"Cannibalism is the biggest fear," warns "The Man" (Mortensen) as he surveys a post-apocalyptic landscape of withered trees, drifts of ash and derelict buildings.
Muffled in grease-stained puffa jacket and pushing his grimy possessions in a dented shopping trolley, he's accompanied by his gaunt son "The Boy" (Smit-McPhee) as they toil across the barren tundra.
Through a series of flashbacks, we see how The Man's marriage to The Woman (Theron) fractured following the birth of their son and an unexplained nuclear winter returned civilisation to the stone age.
Now, years on, they have to desperately forage for food (mainly canned so it hasn't rotted), stay warm in a perpetual dusk and hold their resolve as they trudge along abandoned freeways towards the coast.
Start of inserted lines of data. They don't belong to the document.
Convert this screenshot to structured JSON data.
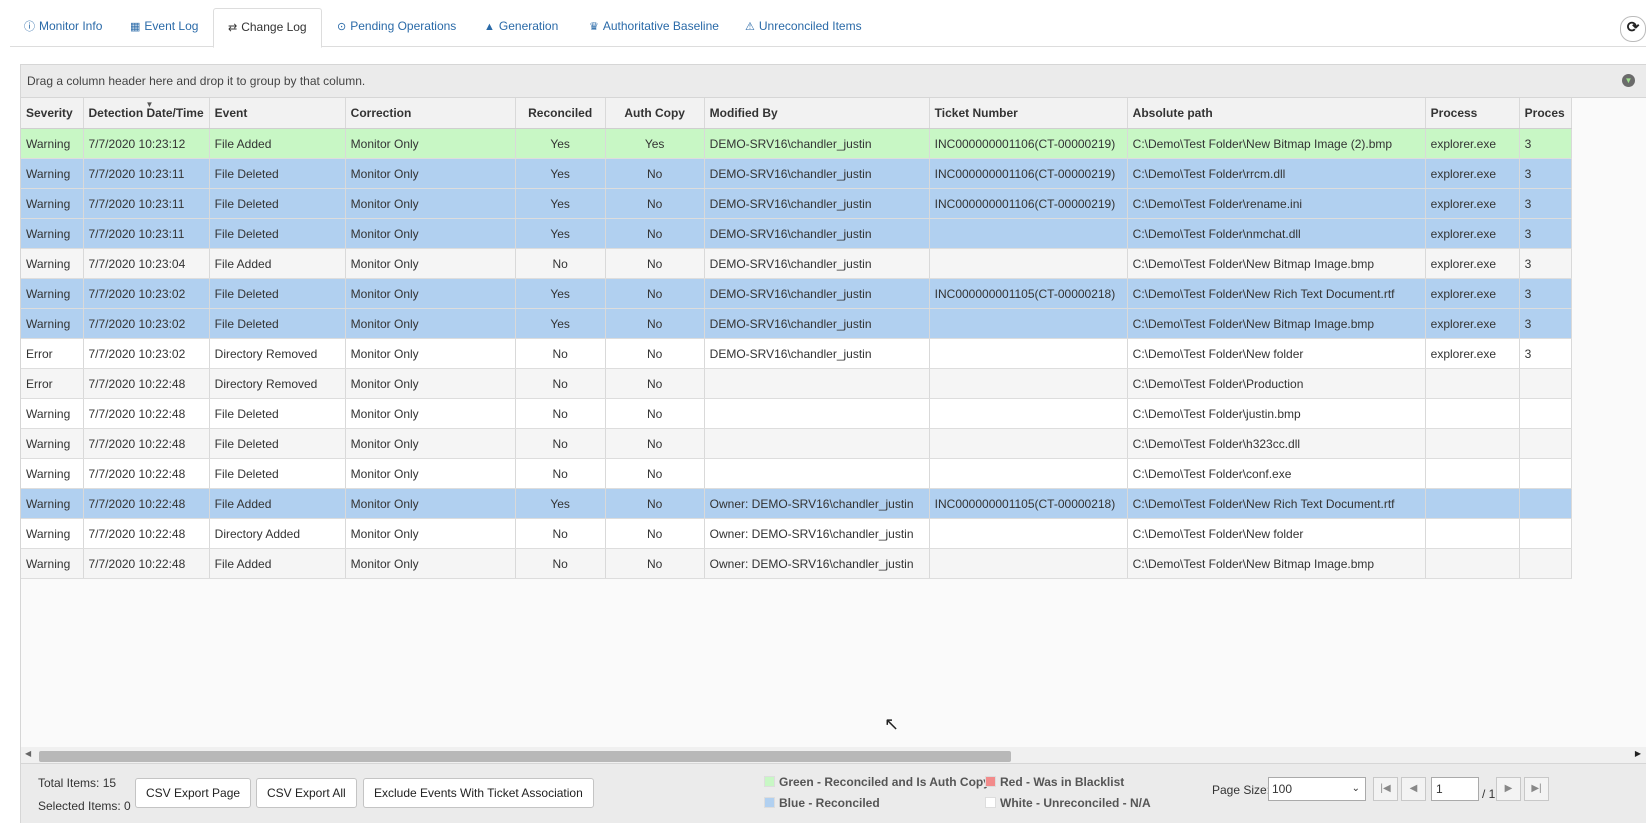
{
  "tabs": [
    {
      "icon": "ⓘ",
      "label": "Monitor Info"
    },
    {
      "icon": "▦",
      "label": "Event Log"
    },
    {
      "icon": "⇄",
      "label": "Change Log"
    },
    {
      "icon": "⊙",
      "label": "Pending Operations"
    },
    {
      "icon": "▲",
      "label": "Generation"
    },
    {
      "icon": "♛",
      "label": "Authoritative Baseline"
    },
    {
      "icon": "⚠",
      "label": "Unreconciled Items"
    }
  ],
  "active_tab": "Change Log",
  "group_hint": "Drag a column header here and drop it to group by that column.",
  "columns": [
    "Severity",
    "Detection Date/Time",
    "Event",
    "Correction",
    "Reconciled",
    "Auth Copy",
    "Modified By",
    "Ticket Number",
    "Absolute path",
    "Process",
    "Proces"
  ],
  "rows": [
    {
      "style": "green",
      "cells": [
        "Warning",
        "7/7/2020 10:23:12",
        "File Added",
        "Monitor Only",
        "Yes",
        "Yes",
        "DEMO-SRV16\\chandler_justin",
        "INC000000001106(CT-00000219)",
        "C:\\Demo\\Test Folder\\New Bitmap Image (2).bmp",
        "explorer.exe",
        "3"
      ]
    },
    {
      "style": "blue",
      "cells": [
        "Warning",
        "7/7/2020 10:23:11",
        "File Deleted",
        "Monitor Only",
        "Yes",
        "No",
        "DEMO-SRV16\\chandler_justin",
        "INC000000001106(CT-00000219)",
        "C:\\Demo\\Test Folder\\rrcm.dll",
        "explorer.exe",
        "3"
      ]
    },
    {
      "style": "blue",
      "cells": [
        "Warning",
        "7/7/2020 10:23:11",
        "File Deleted",
        "Monitor Only",
        "Yes",
        "No",
        "DEMO-SRV16\\chandler_justin",
        "INC000000001106(CT-00000219)",
        "C:\\Demo\\Test Folder\\rename.ini",
        "explorer.exe",
        "3"
      ]
    },
    {
      "style": "blue",
      "cells": [
        "Warning",
        "7/7/2020 10:23:11",
        "File Deleted",
        "Monitor Only",
        "Yes",
        "No",
        "DEMO-SRV16\\chandler_justin",
        "",
        "C:\\Demo\\Test Folder\\nmchat.dll",
        "explorer.exe",
        "3"
      ]
    },
    {
      "style": "alt",
      "cells": [
        "Warning",
        "7/7/2020 10:23:04",
        "File Added",
        "Monitor Only",
        "No",
        "No",
        "DEMO-SRV16\\chandler_justin",
        "",
        "C:\\Demo\\Test Folder\\New Bitmap Image.bmp",
        "explorer.exe",
        "3"
      ]
    },
    {
      "style": "blue",
      "cells": [
        "Warning",
        "7/7/2020 10:23:02",
        "File Deleted",
        "Monitor Only",
        "Yes",
        "No",
        "DEMO-SRV16\\chandler_justin",
        "INC000000001105(CT-00000218)",
        "C:\\Demo\\Test Folder\\New Rich Text Document.rtf",
        "explorer.exe",
        "3"
      ]
    },
    {
      "style": "blue",
      "cells": [
        "Warning",
        "7/7/2020 10:23:02",
        "File Deleted",
        "Monitor Only",
        "Yes",
        "No",
        "DEMO-SRV16\\chandler_justin",
        "",
        "C:\\Demo\\Test Folder\\New Bitmap Image.bmp",
        "explorer.exe",
        "3"
      ]
    },
    {
      "style": "white",
      "cells": [
        "Error",
        "7/7/2020 10:23:02",
        "Directory Removed",
        "Monitor Only",
        "No",
        "No",
        "DEMO-SRV16\\chandler_justin",
        "",
        "C:\\Demo\\Test Folder\\New folder",
        "explorer.exe",
        "3"
      ]
    },
    {
      "style": "alt",
      "cells": [
        "Error",
        "7/7/2020 10:22:48",
        "Directory Removed",
        "Monitor Only",
        "No",
        "No",
        "",
        "",
        "C:\\Demo\\Test Folder\\Production",
        "",
        ""
      ]
    },
    {
      "style": "white",
      "cells": [
        "Warning",
        "7/7/2020 10:22:48",
        "File Deleted",
        "Monitor Only",
        "No",
        "No",
        "",
        "",
        "C:\\Demo\\Test Folder\\justin.bmp",
        "",
        ""
      ]
    },
    {
      "style": "alt",
      "cells": [
        "Warning",
        "7/7/2020 10:22:48",
        "File Deleted",
        "Monitor Only",
        "No",
        "No",
        "",
        "",
        "C:\\Demo\\Test Folder\\h323cc.dll",
        "",
        ""
      ]
    },
    {
      "style": "white",
      "cells": [
        "Warning",
        "7/7/2020 10:22:48",
        "File Deleted",
        "Monitor Only",
        "No",
        "No",
        "",
        "",
        "C:\\Demo\\Test Folder\\conf.exe",
        "",
        ""
      ]
    },
    {
      "style": "blue",
      "cells": [
        "Warning",
        "7/7/2020 10:22:48",
        "File Added",
        "Monitor Only",
        "Yes",
        "No",
        "Owner: DEMO-SRV16\\chandler_justin",
        "INC000000001105(CT-00000218)",
        "C:\\Demo\\Test Folder\\New Rich Text Document.rtf",
        "",
        ""
      ]
    },
    {
      "style": "white",
      "cells": [
        "Warning",
        "7/7/2020 10:22:48",
        "Directory Added",
        "Monitor Only",
        "No",
        "No",
        "Owner: DEMO-SRV16\\chandler_justin",
        "",
        "C:\\Demo\\Test Folder\\New folder",
        "",
        ""
      ]
    },
    {
      "style": "alt",
      "cells": [
        "Warning",
        "7/7/2020 10:22:48",
        "File Added",
        "Monitor Only",
        "No",
        "No",
        "Owner: DEMO-SRV16\\chandler_justin",
        "",
        "C:\\Demo\\Test Folder\\New Bitmap Image.bmp",
        "",
        ""
      ]
    }
  ],
  "footer": {
    "total_items": "Total Items: 15",
    "selected_items": "Selected Items: 0",
    "btn_csv_page": "CSV Export Page",
    "btn_csv_all": "CSV Export All",
    "btn_exclude": "Exclude Events With Ticket Association",
    "legend": [
      {
        "label": "Green - Reconciled and Is Auth Copy",
        "color": "#c8f7c5"
      },
      {
        "label": "Red - Was in Blacklist",
        "color": "#f28b8b"
      },
      {
        "label": "Blue - Reconciled",
        "color": "#b1d0f0"
      },
      {
        "label": "White - Unreconciled - N/A",
        "color": "#ffffff"
      }
    ],
    "page_size_label": "Page Size:",
    "page_size_value": "100",
    "page_value": "1",
    "page_total": "/ 1"
  }
}
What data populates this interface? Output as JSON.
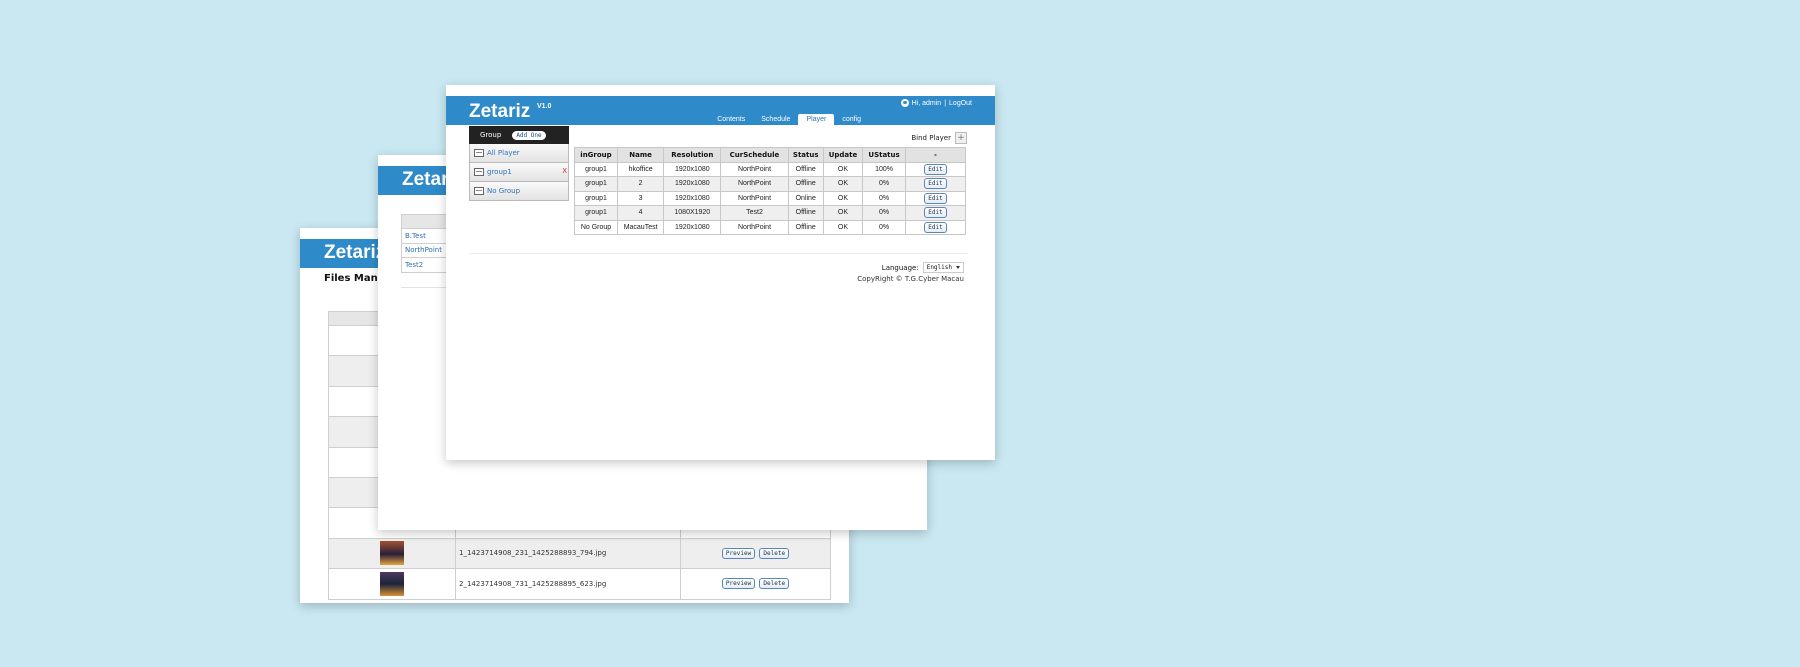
{
  "back_window": {
    "brand": "Zetariz",
    "title": "Files Manag",
    "rows": [
      {
        "file": "1_1423714908_231_1425288893_794.jpg",
        "preview": "Preview",
        "delete": "Delete"
      },
      {
        "file": "2_1423714908_731_1425288895_623.jpg",
        "preview": "Preview",
        "delete": "Delete"
      }
    ]
  },
  "middle_window": {
    "brand": "Zetar",
    "schedules": [
      "B.Test",
      "NorthPoint",
      "Test2"
    ]
  },
  "front_window": {
    "brand": "Zetariz",
    "version": "V1.0",
    "user": {
      "greeting": "Hi, admin",
      "separator": "|",
      "logout": "LogOut"
    },
    "nav": [
      "Contents",
      "Schedule",
      "Player",
      "config"
    ],
    "active_nav": "Player",
    "sidebar": {
      "header": "Group",
      "add_button": "Add One",
      "items": [
        "All Player",
        "group1",
        "No Group"
      ],
      "delete_mark": "X"
    },
    "bind_player": {
      "label": "Bind Player",
      "button": "+"
    },
    "table": {
      "headers": [
        "inGroup",
        "Name",
        "Resolution",
        "CurSchedule",
        "Status",
        "Update",
        "UStatus",
        "-"
      ],
      "rows": [
        {
          "ingroup": "group1",
          "name": "hkoffice",
          "resolution": "1920x1080",
          "schedule": "NorthPoint",
          "status": "Offline",
          "update": "OK",
          "ustatus": "100%",
          "action": "Edit"
        },
        {
          "ingroup": "group1",
          "name": "2",
          "resolution": "1920x1080",
          "schedule": "NorthPoint",
          "status": "Offline",
          "update": "OK",
          "ustatus": "0%",
          "action": "Edit"
        },
        {
          "ingroup": "group1",
          "name": "3",
          "resolution": "1920x1080",
          "schedule": "NorthPoint",
          "status": "Online",
          "update": "OK",
          "ustatus": "0%",
          "action": "Edit"
        },
        {
          "ingroup": "group1",
          "name": "4",
          "resolution": "1080X1920",
          "schedule": "Test2",
          "status": "Offline",
          "update": "OK",
          "ustatus": "0%",
          "action": "Edit"
        },
        {
          "ingroup": "No Group",
          "name": "MacauTest",
          "resolution": "1920x1080",
          "schedule": "NorthPoint",
          "status": "Offline",
          "update": "OK",
          "ustatus": "0%",
          "action": "Edit"
        }
      ]
    },
    "language": {
      "label": "Language:",
      "value": "English"
    },
    "copyright": "CopyRight © T.G.Cyber Macau"
  },
  "colors": {
    "background": "#c9e8f2",
    "header_blue": "#2f8ac9",
    "offline": "#e02b2b",
    "online": "#1e9a2a",
    "link": "#2f6fb5"
  }
}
However, the lethal threat comes from gangs of feral marauders roaming the dust-coated hills and valleys, hunting down stragglers like The Man and The Boy like carrion to be killed and consumed.
After writer Cormac McCarthy's novel No Country For Old Men was so masterfully adapted for the big screen by the Coen Brothers, director John Hillcoat performs a similar service for The Road.
Make no mistake, this is a grim watch: human larders fester in the cellars of creaking mansions and flesh-eating ghouls scour fields of ash for the innocent all against a backdrop of Stygian gloom.
Yet there is hope. The intrinsic goodness of Mortensen's protective dad and his son's innate morality survive the oppressive desperation that has driven basic humanity from others.
Their bond is unbreakable and its steely strength propels them forward - faltering occasionally: The Man has to be won round to show charity to Robert Duvall's hobo - more in grim hope than sunny expectation.
There are a couple of gripes. The score - civilised strings and piano - doesn't sit well with the ecological hades in which they find themselves and the ending seems brighter than the book.
But, no matter. This is a superlative piece of flim-making. Terse, raw and unadorned, there are no cheap tricks to devalue a story of unconditional love,